Read the data that follows. Then repeat it exactly.

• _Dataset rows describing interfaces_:
____________________

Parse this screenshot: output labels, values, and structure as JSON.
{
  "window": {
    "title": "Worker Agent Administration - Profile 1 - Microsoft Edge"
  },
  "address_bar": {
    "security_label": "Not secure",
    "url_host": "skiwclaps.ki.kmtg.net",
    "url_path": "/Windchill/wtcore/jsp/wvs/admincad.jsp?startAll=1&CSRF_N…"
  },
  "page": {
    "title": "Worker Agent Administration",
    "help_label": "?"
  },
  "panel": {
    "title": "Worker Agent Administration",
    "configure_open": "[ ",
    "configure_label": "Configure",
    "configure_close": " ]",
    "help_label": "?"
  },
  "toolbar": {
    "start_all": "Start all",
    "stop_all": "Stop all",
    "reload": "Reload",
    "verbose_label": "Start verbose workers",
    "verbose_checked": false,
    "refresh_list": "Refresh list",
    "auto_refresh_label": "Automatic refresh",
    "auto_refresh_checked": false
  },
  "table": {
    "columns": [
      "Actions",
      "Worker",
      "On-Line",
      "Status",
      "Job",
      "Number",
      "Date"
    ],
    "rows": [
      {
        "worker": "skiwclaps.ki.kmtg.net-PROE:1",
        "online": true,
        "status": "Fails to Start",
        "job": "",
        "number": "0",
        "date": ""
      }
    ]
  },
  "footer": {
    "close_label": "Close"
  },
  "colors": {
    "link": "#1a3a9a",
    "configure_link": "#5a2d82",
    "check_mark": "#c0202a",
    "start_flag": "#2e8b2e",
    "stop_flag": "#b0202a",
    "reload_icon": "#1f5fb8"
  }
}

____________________

• _SOLUTION TO THIS EXERCISE_:
Parse this screenshot: output labels, values, and structure as JSON.
{
  "window": {
    "title": "Worker Agent Administration - Profile 1 - Microsoft Edge"
  },
  "address_bar": {
    "security_label": "Not secure",
    "url_host": "skiwclaps.ki.kmtg.net",
    "url_path": "/Windchill/wtcore/jsp/wvs/admincad.jsp?startAll=1&CSRF_N…"
  },
  "page": {
    "title": "Worker Agent Administration",
    "help_label": "?"
  },
  "panel": {
    "title": "Worker Agent Administration",
    "configure_open": "[ ",
    "configure_label": "Configure",
    "configure_close": " ]",
    "help_label": "?"
  },
  "toolbar": {
    "start_all": "Start all",
    "stop_all": "Stop all",
    "reload": "Reload",
    "verbose_label": "Start verbose workers",
    "verbose_checked": false,
    "refresh_list": "Refresh list",
    "auto_refresh_label": "Automatic refresh",
    "auto_refresh_checked": false
  },
  "table": {
    "columns": [
      "Actions",
      "Worker",
      "On-Line",
      "Status",
      "Job",
      "Number",
      "Date"
    ],
    "rows": [
      {
        "worker": "skiwclaps.ki.kmtg.net-PROE:1",
        "online": true,
        "status": "Fails to Start",
        "job": "",
        "number": "0",
        "date": ""
      }
    ]
  },
  "footer": {
    "close_label": "Close"
  },
  "colors": {
    "link": "#1a3a9a",
    "configure_link": "#5a2d82",
    "check_mark": "#c0202a",
    "start_flag": "#2e8b2e",
    "stop_flag": "#b0202a",
    "reload_icon": "#1f5fb8"
  }
}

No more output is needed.